A series of articles entitled 'Photography at Length' by Brian Polden, published in 'Photographica World', a journal which publishes articles and research on different aspects of photographic history plus book reviews and correspondence. Within this collection are 5 parts, totalling 25 pages, which continue over a period of two years, throughout which a comprehensive history of the panorama is presented: 'Photography at Length: Part 1' - 2002/2: Beginning with a biographical account of Robert Barker, the origins of panoramic imaging is discussed. An extract goes as follows, 'Fired with the ambition of producing an exciting form of wrap-around imaging, Barker took out a British Patent (No.1612) on 19th June 1787 as an "Apparatus for Exhibiting Pictures." Further in this article there is a description of how to capture a panoramic still as well as an overview of 'The Ellipsen Daguerreotype'. 'Photography at Length: Part 2' - 2002/4 The second part of this series introduces Frédéric Vincent Martens, the author of the Megaskop patent, and follows his photographic work using the daguerreotype. He is described as "the first to produce a marketable panoramic camera [...]". 'Photography at Length: Part 3' - 2003/2 Following the biography of the panorama, Part 3 discusses the use of glass as opposed to silvered-copper sheets to produce panoramic images. Various diagrams are presented here which show the different forms of panoramic camera designs between the period 1854 to 1892, including Sutton's design, Rowland's 1865 design and Benoist's 1889 design. 'Photography at Length: Part 4' - 2003/4 Discussing the arrival of the roll film, this part begins with a focus on John Robert Connon's 'Whole Circle Camera' design which captured a full 360 degree view and other similar patents taken out which were capable of capturing similar panoramas including 'The Panoramakamera', a design by Müller and Klein. 'Photography at Length: Part 5' - 2004/3 The final part in the series concludes with the introduction of the first multi-lens panoramic cameras, including the Cyclographe and Marcellus' Cycloramic. A useful table is included on page 29 which compares the functions of panorama cameras with extended field/ wide-format cameras and on page 30 a full time-line of 'Panoramic Cameras and their Derivatives' is presented.

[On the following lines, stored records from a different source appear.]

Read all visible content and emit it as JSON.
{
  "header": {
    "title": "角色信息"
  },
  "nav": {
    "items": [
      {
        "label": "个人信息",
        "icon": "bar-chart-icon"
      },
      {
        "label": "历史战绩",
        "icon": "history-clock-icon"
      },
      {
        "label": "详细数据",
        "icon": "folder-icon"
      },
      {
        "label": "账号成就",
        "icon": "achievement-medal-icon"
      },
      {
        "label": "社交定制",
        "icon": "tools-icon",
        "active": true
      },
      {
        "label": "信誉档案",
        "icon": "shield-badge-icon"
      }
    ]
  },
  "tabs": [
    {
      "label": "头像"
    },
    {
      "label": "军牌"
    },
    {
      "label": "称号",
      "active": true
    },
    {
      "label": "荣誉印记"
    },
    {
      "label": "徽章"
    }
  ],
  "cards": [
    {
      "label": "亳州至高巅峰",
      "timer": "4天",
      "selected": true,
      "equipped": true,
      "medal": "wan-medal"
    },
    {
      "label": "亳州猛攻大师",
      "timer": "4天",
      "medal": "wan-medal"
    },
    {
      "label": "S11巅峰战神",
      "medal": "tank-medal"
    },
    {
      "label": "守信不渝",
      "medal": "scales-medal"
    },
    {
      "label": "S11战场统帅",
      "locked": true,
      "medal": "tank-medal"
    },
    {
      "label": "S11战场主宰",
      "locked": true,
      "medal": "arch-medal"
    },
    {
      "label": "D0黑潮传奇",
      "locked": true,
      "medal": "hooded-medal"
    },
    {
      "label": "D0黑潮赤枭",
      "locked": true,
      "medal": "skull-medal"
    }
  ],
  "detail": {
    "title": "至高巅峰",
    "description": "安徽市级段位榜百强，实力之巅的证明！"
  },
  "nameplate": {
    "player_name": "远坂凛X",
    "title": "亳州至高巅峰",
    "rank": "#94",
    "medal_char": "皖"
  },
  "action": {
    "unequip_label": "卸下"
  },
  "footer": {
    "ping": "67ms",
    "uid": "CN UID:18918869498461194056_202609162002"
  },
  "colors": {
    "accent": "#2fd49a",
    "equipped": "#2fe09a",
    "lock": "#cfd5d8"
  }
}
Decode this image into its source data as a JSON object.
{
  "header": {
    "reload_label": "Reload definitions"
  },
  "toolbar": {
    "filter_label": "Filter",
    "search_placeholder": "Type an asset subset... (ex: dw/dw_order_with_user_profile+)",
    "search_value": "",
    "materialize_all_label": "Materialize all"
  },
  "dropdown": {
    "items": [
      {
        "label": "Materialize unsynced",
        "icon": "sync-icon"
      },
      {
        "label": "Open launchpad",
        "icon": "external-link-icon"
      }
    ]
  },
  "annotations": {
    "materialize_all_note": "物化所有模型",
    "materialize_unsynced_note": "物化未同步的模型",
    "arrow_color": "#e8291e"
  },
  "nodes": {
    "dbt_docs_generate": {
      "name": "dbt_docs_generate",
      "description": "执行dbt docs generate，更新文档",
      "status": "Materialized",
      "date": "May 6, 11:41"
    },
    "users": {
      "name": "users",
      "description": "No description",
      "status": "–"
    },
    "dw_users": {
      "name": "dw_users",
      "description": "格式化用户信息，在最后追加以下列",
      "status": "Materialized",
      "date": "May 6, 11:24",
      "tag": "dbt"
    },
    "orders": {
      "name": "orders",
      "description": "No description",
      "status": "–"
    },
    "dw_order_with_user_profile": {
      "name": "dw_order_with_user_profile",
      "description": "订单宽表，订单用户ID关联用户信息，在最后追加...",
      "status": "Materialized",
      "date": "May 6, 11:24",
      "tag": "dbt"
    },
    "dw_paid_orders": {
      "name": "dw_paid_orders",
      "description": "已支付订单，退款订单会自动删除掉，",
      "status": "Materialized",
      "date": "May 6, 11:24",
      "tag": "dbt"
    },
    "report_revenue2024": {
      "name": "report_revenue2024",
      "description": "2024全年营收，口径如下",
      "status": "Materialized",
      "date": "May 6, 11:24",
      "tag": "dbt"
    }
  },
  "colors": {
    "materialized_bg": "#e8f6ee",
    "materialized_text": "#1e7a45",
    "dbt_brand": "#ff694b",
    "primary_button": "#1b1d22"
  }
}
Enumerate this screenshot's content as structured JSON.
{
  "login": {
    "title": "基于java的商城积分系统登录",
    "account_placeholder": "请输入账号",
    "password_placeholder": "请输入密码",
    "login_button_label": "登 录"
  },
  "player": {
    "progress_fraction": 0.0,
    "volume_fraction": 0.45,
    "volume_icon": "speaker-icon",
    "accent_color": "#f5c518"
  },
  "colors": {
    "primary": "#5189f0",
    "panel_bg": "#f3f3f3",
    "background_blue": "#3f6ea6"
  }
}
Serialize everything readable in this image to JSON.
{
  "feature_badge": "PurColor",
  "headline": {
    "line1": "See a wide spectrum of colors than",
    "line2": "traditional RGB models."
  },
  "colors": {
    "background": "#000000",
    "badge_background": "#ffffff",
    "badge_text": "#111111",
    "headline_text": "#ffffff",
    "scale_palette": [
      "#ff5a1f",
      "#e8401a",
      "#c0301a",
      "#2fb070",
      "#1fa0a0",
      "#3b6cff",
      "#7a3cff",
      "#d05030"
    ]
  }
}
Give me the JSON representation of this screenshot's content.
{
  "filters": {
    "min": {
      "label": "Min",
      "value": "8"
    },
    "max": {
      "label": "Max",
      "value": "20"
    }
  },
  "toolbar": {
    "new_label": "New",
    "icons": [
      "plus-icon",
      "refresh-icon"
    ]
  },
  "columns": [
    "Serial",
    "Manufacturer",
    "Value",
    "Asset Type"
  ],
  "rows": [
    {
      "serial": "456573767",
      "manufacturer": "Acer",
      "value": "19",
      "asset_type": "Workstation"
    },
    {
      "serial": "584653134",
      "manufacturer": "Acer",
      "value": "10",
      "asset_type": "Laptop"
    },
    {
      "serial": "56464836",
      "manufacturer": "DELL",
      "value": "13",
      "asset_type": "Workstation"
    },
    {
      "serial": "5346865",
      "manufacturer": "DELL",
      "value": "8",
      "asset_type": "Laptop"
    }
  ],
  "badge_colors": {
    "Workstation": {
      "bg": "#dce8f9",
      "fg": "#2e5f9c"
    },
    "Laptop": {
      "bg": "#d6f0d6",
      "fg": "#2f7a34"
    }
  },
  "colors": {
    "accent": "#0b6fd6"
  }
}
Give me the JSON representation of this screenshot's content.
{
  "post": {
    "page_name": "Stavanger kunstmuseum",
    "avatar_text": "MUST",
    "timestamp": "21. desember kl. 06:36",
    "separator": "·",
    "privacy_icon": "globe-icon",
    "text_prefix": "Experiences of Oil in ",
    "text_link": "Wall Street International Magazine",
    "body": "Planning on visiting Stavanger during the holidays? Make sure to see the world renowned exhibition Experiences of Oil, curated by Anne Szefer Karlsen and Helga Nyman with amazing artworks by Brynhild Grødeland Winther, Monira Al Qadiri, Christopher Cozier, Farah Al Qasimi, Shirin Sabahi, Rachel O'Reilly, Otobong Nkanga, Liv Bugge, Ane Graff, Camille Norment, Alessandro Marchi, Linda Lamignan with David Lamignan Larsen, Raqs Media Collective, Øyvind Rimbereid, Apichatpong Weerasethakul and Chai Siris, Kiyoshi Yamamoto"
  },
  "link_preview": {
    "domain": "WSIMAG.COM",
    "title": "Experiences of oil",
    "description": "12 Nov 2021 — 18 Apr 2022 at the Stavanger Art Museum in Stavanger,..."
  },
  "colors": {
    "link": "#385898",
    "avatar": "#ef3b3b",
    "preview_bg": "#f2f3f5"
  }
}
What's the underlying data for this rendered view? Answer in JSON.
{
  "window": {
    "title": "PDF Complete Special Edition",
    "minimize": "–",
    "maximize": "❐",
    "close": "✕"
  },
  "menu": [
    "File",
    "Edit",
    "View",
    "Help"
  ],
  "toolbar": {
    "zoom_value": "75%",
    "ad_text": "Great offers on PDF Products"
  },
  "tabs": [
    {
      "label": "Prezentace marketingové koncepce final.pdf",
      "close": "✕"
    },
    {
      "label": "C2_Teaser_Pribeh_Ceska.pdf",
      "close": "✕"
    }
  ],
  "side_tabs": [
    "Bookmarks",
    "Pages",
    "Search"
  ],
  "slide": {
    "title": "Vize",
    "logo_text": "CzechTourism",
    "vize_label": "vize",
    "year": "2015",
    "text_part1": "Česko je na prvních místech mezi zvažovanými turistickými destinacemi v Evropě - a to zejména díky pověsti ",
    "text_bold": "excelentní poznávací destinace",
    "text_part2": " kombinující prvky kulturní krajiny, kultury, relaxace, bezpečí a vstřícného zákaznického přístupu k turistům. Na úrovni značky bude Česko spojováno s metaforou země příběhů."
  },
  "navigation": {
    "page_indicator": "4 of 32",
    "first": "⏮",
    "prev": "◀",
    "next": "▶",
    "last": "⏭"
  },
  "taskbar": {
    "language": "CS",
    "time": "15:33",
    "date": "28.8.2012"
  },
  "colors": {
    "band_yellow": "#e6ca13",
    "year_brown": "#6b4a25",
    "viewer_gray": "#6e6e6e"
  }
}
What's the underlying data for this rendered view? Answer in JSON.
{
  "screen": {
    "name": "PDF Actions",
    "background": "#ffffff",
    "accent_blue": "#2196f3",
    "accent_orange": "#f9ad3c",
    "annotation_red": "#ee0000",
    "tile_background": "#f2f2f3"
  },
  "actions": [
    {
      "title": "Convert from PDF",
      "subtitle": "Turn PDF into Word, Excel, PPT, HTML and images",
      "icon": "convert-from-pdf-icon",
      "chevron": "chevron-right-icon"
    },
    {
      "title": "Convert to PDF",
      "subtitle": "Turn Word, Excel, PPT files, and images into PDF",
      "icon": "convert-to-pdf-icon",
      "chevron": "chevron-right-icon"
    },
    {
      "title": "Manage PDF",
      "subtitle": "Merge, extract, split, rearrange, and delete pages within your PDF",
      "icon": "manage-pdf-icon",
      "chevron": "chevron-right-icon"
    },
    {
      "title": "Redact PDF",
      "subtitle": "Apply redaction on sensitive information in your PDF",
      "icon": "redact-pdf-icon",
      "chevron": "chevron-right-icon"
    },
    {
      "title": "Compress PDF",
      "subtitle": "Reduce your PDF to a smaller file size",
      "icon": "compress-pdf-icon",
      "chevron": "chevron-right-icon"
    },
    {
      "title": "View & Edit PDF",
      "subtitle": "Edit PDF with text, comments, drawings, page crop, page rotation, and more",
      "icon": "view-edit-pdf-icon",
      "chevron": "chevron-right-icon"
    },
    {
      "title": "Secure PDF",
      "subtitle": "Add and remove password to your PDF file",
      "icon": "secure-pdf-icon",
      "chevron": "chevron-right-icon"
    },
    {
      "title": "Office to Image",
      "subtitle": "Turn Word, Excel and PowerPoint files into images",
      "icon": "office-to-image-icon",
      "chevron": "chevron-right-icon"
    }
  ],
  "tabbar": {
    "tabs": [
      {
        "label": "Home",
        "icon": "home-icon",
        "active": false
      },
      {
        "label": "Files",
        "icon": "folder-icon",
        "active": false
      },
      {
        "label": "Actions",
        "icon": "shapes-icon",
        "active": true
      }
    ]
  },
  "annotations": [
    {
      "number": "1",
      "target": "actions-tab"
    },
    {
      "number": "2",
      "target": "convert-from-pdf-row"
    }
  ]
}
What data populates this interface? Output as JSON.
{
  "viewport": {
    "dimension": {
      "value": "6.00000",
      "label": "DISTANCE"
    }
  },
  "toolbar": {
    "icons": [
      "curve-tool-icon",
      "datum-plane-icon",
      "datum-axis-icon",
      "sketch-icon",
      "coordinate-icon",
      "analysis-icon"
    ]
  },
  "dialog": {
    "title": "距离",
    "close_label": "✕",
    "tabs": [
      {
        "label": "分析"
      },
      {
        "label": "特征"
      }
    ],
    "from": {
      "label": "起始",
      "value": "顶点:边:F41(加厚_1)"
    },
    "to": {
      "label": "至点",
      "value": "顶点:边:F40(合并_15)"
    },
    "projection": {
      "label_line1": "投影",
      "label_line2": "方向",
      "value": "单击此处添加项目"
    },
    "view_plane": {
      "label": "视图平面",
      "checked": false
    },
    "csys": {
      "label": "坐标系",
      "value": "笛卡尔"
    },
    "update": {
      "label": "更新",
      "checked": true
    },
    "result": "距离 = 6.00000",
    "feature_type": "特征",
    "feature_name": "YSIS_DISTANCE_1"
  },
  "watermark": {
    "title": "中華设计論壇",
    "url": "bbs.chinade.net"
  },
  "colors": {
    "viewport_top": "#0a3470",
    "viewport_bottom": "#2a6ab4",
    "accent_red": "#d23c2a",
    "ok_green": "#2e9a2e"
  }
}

|Related people||Robert Barker (Subject)|
|Frederic Vincent Martens (Subject)|
|John Robert Connon (Subject)|
|Brian Polden (Author)|
Part of the Ralph Hyde Collection